There was a surfeit of discussion about the not-so-singular quality of intelligence this past weekend, as though we were threatening to lose the keys to it forever. Not sure that any of it was recovered. I was most amused by the former national fishwrap of record's op-ed on "The Neuroscience of Your Brain on Fiction" which goes so far as to suggest that reading books is good for you--which I'm sure we could have never guessed without abundant research on the matter. (It also included that ridiculous New York moniker "published novelist" in describing an otherwise unknown academic Torontoan--the phrase's subtext, of course, is that only books stemming from New York commercial mills may be good for you, a dutiful servicing of one of NYC's most notoriously faltering industry groups). It was also said in the same jovial fishwrap that there are "benefits of bilingualism" and as an example the author cites the ability of babies exposed to two languages to de-Pavlov themselves from certain expectations when watching a screen. (The real intelligence here may be in not subjecting babies to screens at all--or even in teaching babies to learn at least one language well). Also of interest to the dallying souls here may be the Wall St. Journal piece "My secret to getting sober" which is of course not a secret at all once presented in the WSJ, though there may be things in it of value to those who read only for opportunities to bash.
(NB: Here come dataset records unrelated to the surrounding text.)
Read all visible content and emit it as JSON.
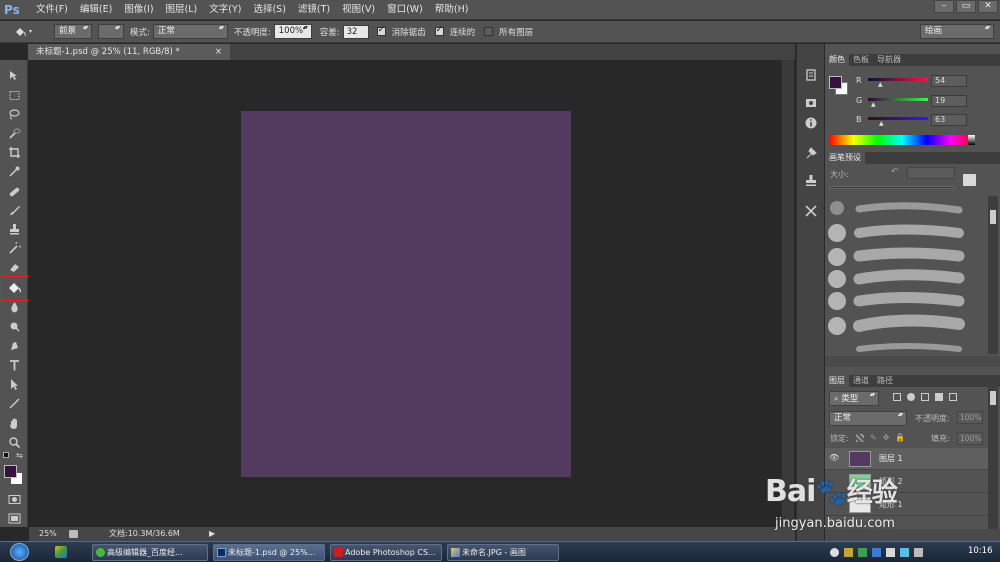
{
  "app": {
    "logo": "Ps"
  },
  "menu": [
    "文件(F)",
    "编辑(E)",
    "图像(I)",
    "图层(L)",
    "文字(Y)",
    "选择(S)",
    "滤镜(T)",
    "视图(V)",
    "窗口(W)",
    "帮助(H)"
  ],
  "window_buttons": [
    "–",
    "▭",
    "✕"
  ],
  "options": {
    "fill_source": "前景",
    "mode_label": "模式:",
    "mode_value": "正常",
    "opacity_label": "不透明度:",
    "opacity_value": "100%",
    "tolerance_label": "容差:",
    "tolerance_value": "32",
    "antialias_label": "消除锯齿",
    "contiguous_label": "连续的",
    "all_layers_label": "所有图层",
    "workspace": "绘画"
  },
  "document": {
    "tab_title": "未标题-1.psd @ 25% (11, RGB/8) *",
    "tab_close": "×",
    "zoom": "25%",
    "doc_size": "文档:10.3M/36.6M",
    "fill_color": "#533a5f"
  },
  "colors": {
    "foreground": "#36133f",
    "background": "#ffffff",
    "accent_box": "#e02020"
  },
  "color_panel": {
    "tabs": [
      "颜色",
      "色板",
      "导航器"
    ],
    "r_label": "R",
    "r_value": "54",
    "g_label": "G",
    "g_value": "19",
    "b_label": "B",
    "b_value": "63"
  },
  "brush_panel": {
    "tabs": [
      "画笔预设"
    ],
    "size_label": "大小:"
  },
  "layers_panel": {
    "tabs": [
      "图层",
      "通道",
      "路径"
    ],
    "filter_kind": "类型",
    "blend_mode": "正常",
    "opacity_label": "不透明度:",
    "opacity_value": "100%",
    "lock_label": "锁定:",
    "fill_label": "填充:",
    "fill_value": "100%",
    "layers": [
      "图层 1",
      "矩形 2",
      "矩形 1"
    ]
  },
  "taskbar": {
    "items": [
      "高级编辑器_百度经...",
      "未标题-1.psd @ 25%...",
      "Adobe Photoshop CS...",
      "未命名.JPG - 画图"
    ],
    "clock": "10:16"
  },
  "watermark": {
    "brand": "Bai",
    "brand2": "经验",
    "url": "jingyan.baidu.com"
  }
}
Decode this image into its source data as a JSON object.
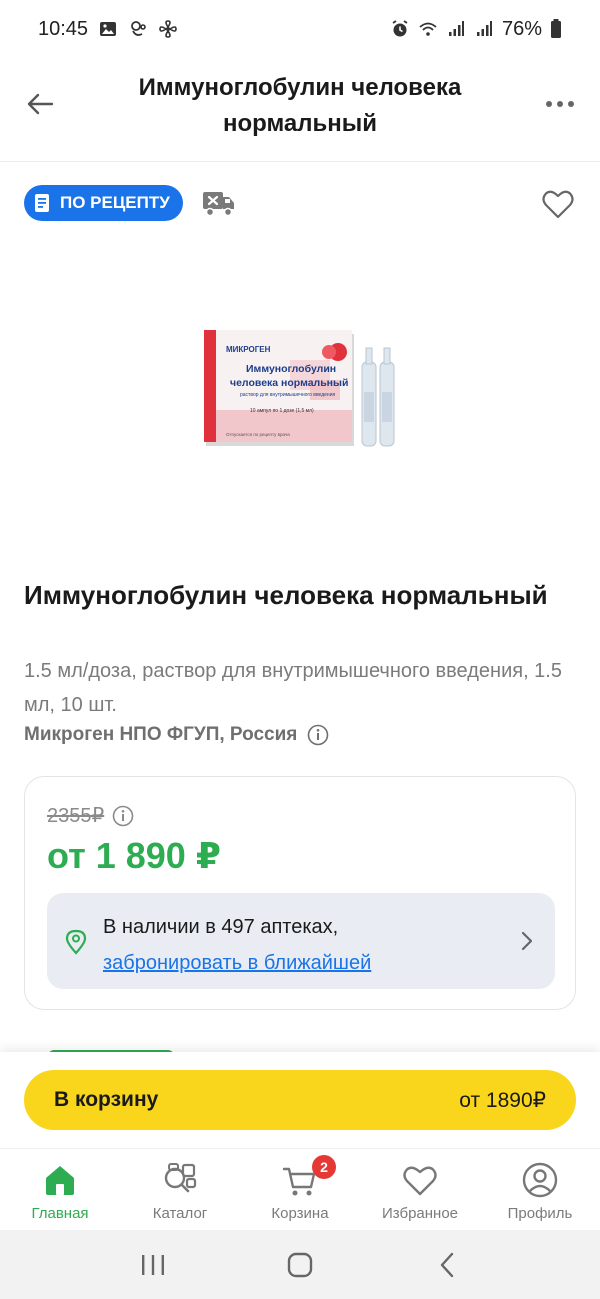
{
  "status_bar": {
    "time": "10:45",
    "battery": "76%"
  },
  "header": {
    "title": "Иммуноглобулин человека нормальный"
  },
  "tags": {
    "prescription_label": "ПО РЕЦЕПТУ"
  },
  "product": {
    "name": "Иммуноглобулин человека нормальный",
    "description": "1.5 мл/доза, раствор для внутримышечного введения, 1.5 мл, 10 шт.",
    "manufacturer": "Микроген НПО ФГУП, Россия",
    "package": {
      "brand": "МИКРОГЕН",
      "line1": "Иммуноглобулин",
      "line2": "человека нормальный",
      "line3": "раствор для внутримышечного введения",
      "line4": "10 ампул по 1 дозе (1,5 мл)",
      "line5": "Отпускается по рецепту врача"
    }
  },
  "price": {
    "old": "2355₽",
    "current": "от 1 890 ₽",
    "availability_text": "В наличии в 497 аптеках,",
    "availability_link": "забронировать в ближайшей"
  },
  "cart_panel": {
    "button_label": "В корзину",
    "button_price": "от 1890₽"
  },
  "bottom_nav": {
    "items": [
      {
        "label": "Главная",
        "icon": "home-icon",
        "active": true
      },
      {
        "label": "Каталог",
        "icon": "catalog-icon"
      },
      {
        "label": "Корзина",
        "icon": "cart-icon",
        "badge": "2"
      },
      {
        "label": "Избранное",
        "icon": "heart-icon"
      },
      {
        "label": "Профиль",
        "icon": "profile-icon"
      }
    ]
  },
  "colors": {
    "accent_green": "#2eac52",
    "accent_blue": "#1a73e8",
    "cart_yellow": "#f9d61c",
    "badge_red": "#e53935"
  }
}
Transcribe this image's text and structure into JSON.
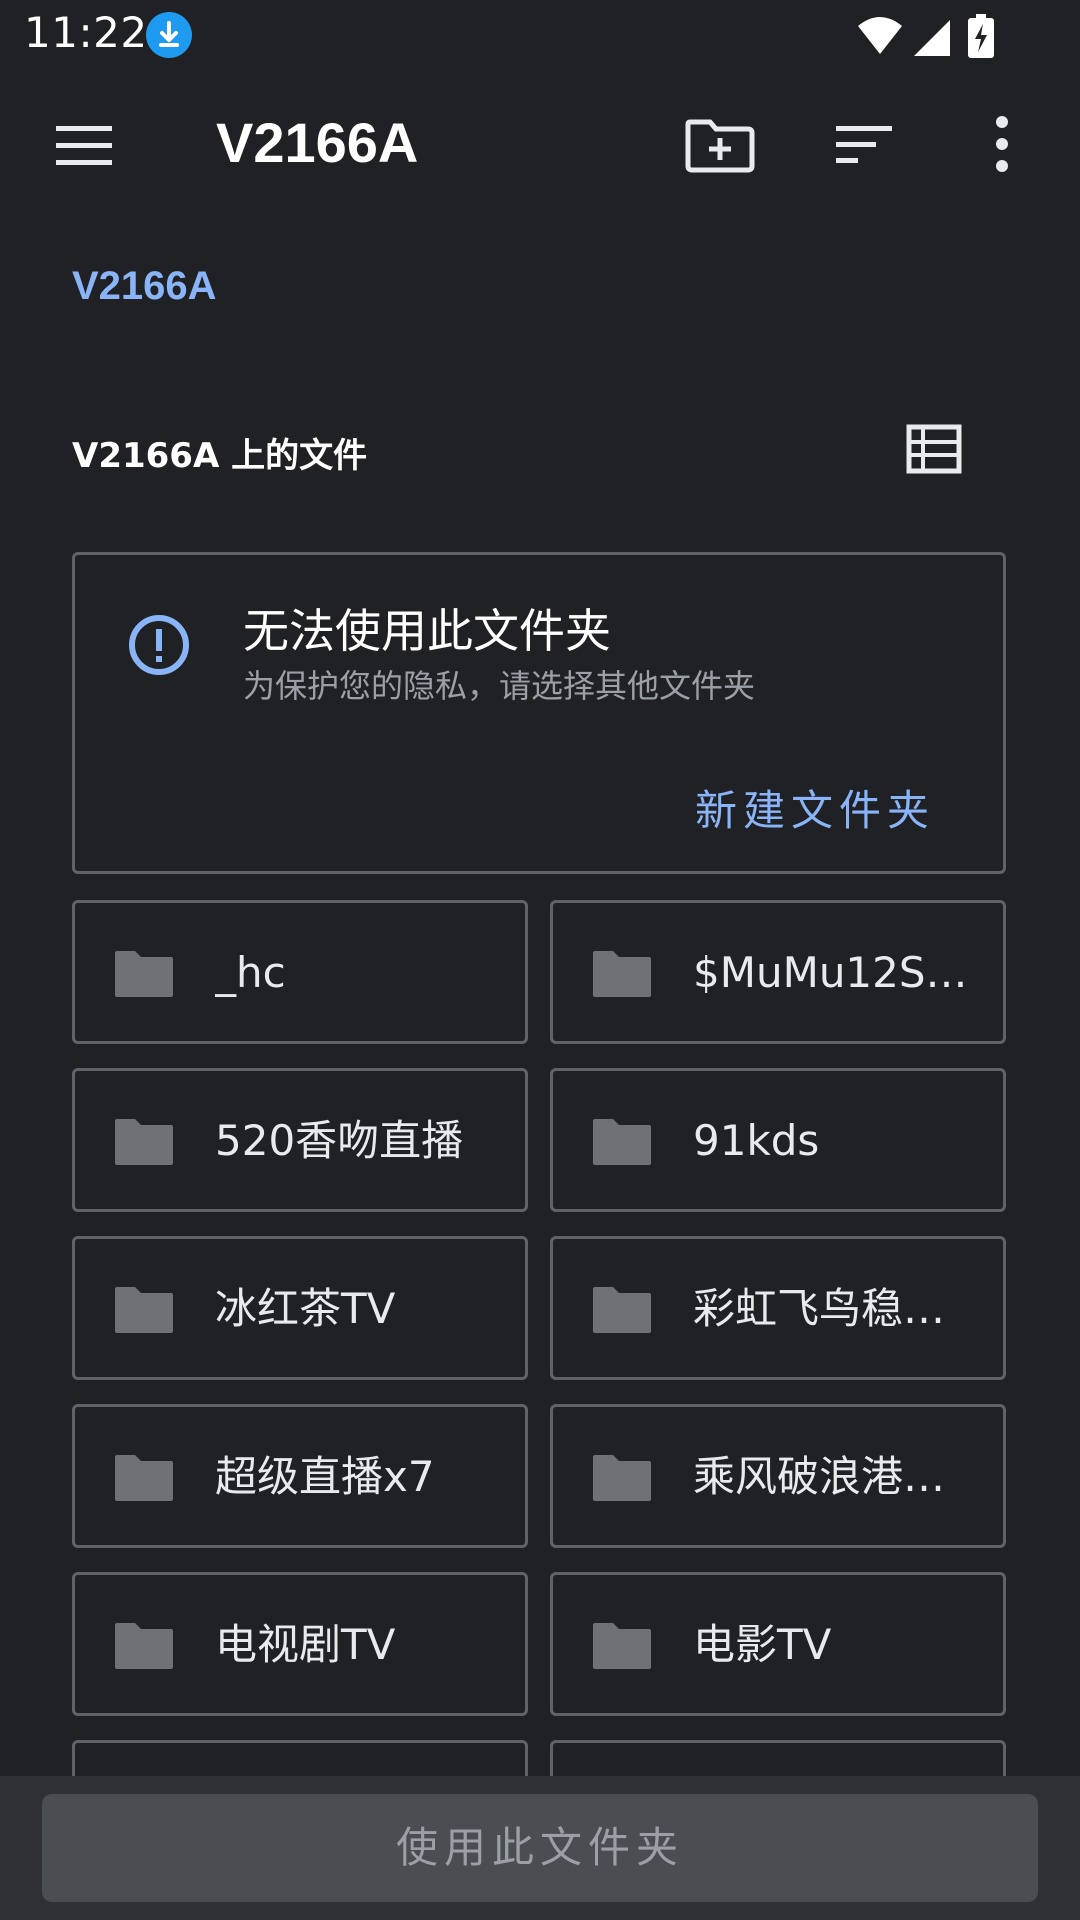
{
  "status_bar": {
    "time": "11:22"
  },
  "app_bar": {
    "title": "V2166A"
  },
  "breadcrumb": {
    "path": "V2166A"
  },
  "section": {
    "title": "V2166A 上的文件"
  },
  "warning": {
    "title": "无法使用此文件夹",
    "subtitle": "为保护您的隐私，请选择其他文件夹",
    "action_label": "新建文件夹"
  },
  "folders": [
    {
      "name": "_hc"
    },
    {
      "name": "$MuMu12Sh…"
    },
    {
      "name": "520香吻直播"
    },
    {
      "name": "91kds"
    },
    {
      "name": "冰红茶TV"
    },
    {
      "name": "彩虹飞鸟稳…"
    },
    {
      "name": "超级直播x7"
    },
    {
      "name": "乘风破浪港…"
    },
    {
      "name": "电视剧TV"
    },
    {
      "name": "电影TV"
    },
    {
      "name": ""
    },
    {
      "name": ""
    }
  ],
  "bottom": {
    "use_folder_label": "使用此文件夹"
  },
  "colors": {
    "background": "#202124",
    "accent": "#8ab4f8",
    "border": "#5f6368",
    "folder_icon": "#6f7174"
  }
}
Finally, my oft-time City Hall and sometimes lunch associate Ms. Cortez Lopez, a devoted Tao wanderer (in fact, I noted the sagacious display on the left while meeting her for lunch in the City of San Fernando in October 2008) retweets that "The sage keeps her wisdom to herself, while ordinary people flaunt their knowledge"--a dictum of Chuang Tzu, which
may make it difficult to identify sages but also flies in the face of
general fishwrap punditry, where such would-be flauntings by obviously
ordinary people are on display daily.